§ EXERCISE
Please retype the entries that follow exactly as they are, leaving the images behind.

Website and app data records
────────────────────

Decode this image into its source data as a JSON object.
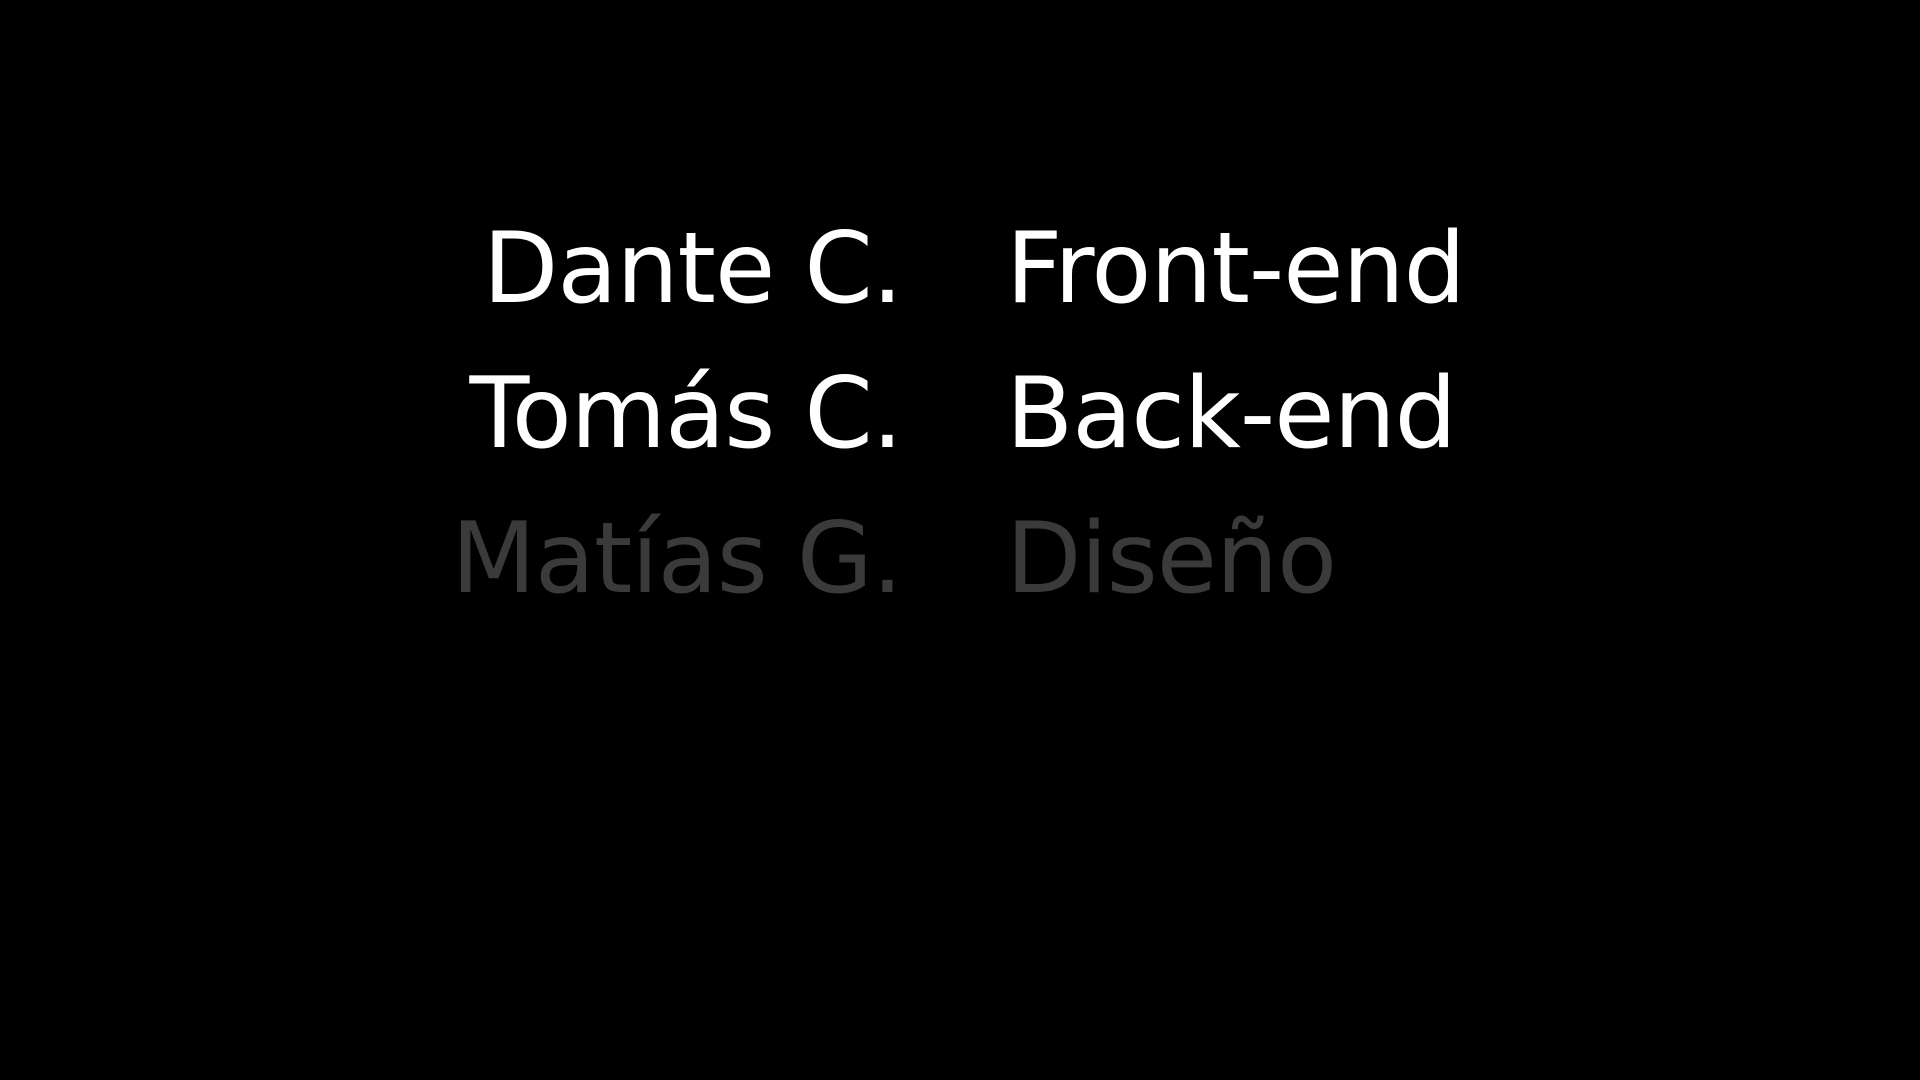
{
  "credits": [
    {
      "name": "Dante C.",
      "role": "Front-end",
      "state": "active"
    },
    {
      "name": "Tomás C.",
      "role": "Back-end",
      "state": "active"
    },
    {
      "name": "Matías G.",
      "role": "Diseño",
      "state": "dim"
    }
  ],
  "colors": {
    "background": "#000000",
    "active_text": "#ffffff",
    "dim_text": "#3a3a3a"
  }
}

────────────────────

§ SOLUTION TO THIS PROBLEM
Decode this image into its source data as a JSON object.
{
  "credits": [
    {
      "name": "Dante C.",
      "role": "Front-end",
      "state": "active"
    },
    {
      "name": "Tomás C.",
      "role": "Back-end",
      "state": "active"
    },
    {
      "name": "Matías G.",
      "role": "Diseño",
      "state": "dim"
    }
  ],
  "colors": {
    "background": "#000000",
    "active_text": "#ffffff",
    "dim_text": "#3a3a3a"
  }
}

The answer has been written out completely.